I don’t want a balanced life. I want an aligned life.
You want the wheels on your car aligned. When the wheels are even a little bit out of alignment, the ride is uncomfortable, the wear on tires and other parts goes up, and the vehicle works less efficiently. When the wheels are critically out of alignment the ride is unbearable, and your safety is at risk.
When things that matter in your business and your life are not in alignment:
there is conflict and discomfort; you, or your business, use more energy than you need to, and . . . → Read More: The One Thing That Matters: Alignment
There is in the human soul a desire for reproducibility. Not reproduction, (we have that for sure!), but a need to reproduce things, perfectly and repeatably.
Traditional MBA programs are built on that desire; on the belief that the behaviours that constitute good management can be learned and repeated in any context. Those programs suggest, by making management a discipline, that if you get the basic skills down, you can manage a retail business or a bank or a restaurant, each with equal success.
The trouble is, it just isn’t true. But it seems that the desire to create . . . → Read More: A System or A Symphony?
Information theory. Physics. Classical music & jazz. Monastic orders. The sciences of the brain and cognition. Statistics and probability.
Each of these disciplines have rules at the heart of them.
So why do I find myself constantly going back there to think and act out of the box? Isn’t getting out of the box, out of the rut, all about breaking the old rules?
No. This is a complete failure of insight. We are not boxed by rules. We are boxed by habits, instincts, and unexamined emotions. One prejudice creates a prison of a box more . . . → Read More: Back to the Middle to Get Outside

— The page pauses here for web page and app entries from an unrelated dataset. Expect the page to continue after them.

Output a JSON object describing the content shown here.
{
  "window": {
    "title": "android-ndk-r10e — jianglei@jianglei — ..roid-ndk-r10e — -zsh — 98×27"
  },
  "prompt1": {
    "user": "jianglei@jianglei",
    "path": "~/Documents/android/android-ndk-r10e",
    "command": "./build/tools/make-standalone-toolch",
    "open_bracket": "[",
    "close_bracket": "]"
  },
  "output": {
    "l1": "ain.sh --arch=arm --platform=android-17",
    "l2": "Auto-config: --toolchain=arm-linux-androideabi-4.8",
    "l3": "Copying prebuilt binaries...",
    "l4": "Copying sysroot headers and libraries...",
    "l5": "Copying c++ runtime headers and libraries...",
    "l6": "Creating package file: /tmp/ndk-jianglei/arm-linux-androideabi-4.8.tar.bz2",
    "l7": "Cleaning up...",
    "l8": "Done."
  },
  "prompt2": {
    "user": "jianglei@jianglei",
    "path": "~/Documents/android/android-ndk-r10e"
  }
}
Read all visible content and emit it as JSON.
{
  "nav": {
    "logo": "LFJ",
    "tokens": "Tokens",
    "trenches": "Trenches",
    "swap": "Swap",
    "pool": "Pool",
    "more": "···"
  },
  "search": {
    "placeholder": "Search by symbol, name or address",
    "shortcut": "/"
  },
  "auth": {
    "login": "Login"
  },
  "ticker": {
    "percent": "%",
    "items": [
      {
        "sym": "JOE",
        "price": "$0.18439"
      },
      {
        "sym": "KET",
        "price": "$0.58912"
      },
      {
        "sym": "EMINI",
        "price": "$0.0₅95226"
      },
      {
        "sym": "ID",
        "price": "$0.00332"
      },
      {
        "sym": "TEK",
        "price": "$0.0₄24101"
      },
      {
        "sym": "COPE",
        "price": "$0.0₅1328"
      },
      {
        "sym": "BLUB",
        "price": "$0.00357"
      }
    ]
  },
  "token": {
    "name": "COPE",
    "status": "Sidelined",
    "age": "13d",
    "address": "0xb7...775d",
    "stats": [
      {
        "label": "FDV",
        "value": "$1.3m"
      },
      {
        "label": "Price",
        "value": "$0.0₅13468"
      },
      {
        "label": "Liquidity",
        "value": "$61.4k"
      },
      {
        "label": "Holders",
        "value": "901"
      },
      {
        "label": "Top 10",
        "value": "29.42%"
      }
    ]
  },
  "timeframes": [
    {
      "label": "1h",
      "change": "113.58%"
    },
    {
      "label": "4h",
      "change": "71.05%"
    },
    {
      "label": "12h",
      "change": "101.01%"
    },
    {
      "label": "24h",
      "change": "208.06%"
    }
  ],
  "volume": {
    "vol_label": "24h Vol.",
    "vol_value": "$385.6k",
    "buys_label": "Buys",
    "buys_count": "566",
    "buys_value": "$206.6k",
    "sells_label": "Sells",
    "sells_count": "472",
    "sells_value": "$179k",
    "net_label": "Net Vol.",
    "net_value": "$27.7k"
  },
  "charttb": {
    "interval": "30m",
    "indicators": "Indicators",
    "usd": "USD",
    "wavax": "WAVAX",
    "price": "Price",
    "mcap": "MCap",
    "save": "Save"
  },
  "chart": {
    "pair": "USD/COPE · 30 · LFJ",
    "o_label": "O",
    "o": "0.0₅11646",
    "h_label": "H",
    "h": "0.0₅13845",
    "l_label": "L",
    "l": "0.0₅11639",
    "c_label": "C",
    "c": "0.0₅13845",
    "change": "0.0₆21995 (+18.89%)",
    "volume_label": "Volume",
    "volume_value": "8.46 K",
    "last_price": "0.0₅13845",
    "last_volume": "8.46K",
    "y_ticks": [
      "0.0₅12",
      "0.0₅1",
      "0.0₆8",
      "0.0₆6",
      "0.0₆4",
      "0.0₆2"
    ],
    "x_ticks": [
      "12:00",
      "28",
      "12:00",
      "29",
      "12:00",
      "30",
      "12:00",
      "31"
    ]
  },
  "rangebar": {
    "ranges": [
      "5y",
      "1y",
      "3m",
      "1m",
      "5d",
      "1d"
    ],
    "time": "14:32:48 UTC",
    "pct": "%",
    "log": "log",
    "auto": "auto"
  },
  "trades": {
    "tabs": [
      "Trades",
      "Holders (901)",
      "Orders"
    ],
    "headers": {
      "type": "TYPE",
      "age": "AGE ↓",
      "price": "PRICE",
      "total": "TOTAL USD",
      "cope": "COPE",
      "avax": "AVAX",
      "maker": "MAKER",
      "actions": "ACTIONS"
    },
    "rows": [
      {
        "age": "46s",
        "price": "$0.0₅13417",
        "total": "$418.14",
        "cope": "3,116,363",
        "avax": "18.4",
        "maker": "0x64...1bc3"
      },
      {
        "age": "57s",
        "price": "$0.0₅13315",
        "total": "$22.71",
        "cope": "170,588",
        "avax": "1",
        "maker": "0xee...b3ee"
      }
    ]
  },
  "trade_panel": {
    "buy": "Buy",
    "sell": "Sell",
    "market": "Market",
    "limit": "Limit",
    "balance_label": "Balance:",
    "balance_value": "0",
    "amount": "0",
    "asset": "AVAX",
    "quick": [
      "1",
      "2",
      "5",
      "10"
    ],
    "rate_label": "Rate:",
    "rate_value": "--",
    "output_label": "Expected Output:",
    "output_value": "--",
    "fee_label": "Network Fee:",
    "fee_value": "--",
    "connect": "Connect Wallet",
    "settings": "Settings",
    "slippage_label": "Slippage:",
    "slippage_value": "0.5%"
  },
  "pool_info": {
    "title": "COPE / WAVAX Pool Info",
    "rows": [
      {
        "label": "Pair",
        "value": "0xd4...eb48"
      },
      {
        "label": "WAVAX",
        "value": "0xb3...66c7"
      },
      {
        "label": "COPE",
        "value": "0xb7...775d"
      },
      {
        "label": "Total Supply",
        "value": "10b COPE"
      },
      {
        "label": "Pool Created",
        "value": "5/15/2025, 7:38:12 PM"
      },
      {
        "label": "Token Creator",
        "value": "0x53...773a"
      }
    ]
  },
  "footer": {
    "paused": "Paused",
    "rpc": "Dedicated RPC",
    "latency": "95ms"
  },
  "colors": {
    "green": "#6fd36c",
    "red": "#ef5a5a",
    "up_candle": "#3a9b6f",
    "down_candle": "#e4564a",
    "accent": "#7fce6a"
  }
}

Ideas are easy. Consistency is hard.
I think that one of the reasons I return to that epigram so often is because of my music training. The business world has much to learn from the musical world.
In music we keep going back to the fundamentals over and over again. You keep practicing all the time. Inspiration and creativity matter, but if you are a professional, it is your chops that really matter. No one expects to get it right the first time. You make mistakes, but you keep practicing until you don’t make mistakes any more. Yes originality . . . → Read More: Play it Again. And Again. And Again.
What gives you the right to expect ‘more’ from your employees?
When you provide only the very basics on your side of the relationship as the employer how can you expect more than the very basics from your employees? If all you give me is money, all you get is my hands.
If you want my heart and my head, you’ll have to put yours in there too.
Brett Simons has written another excellent and thoughtful piece. This one explores Enabling Covenantal Relationships. As Brett writes:
“Unless and until you are willing to hold yourself accountable for performing your . . . → Read More: Will You Be Mine? The Employer As Covenant Partner
You can’t do everything. So how do you decide where to put your time and energies?
One challenge I have as a coach is supporting my clients in developing lists of priorities that keep their process moving forward, without overwhelming them.
An inspiring article by John Jantsch called The Logistics of Time suggested an interesting approach. In this article, John explores the idea that every business has three clocks it must attend to: Real Time, Deal Time, and Meal Time. While my thinking has deviated from John’s original premise, the basic idea remains the same: that there are three . . . → Read More: Music of the Spheres: A Model for Business Planning Part 1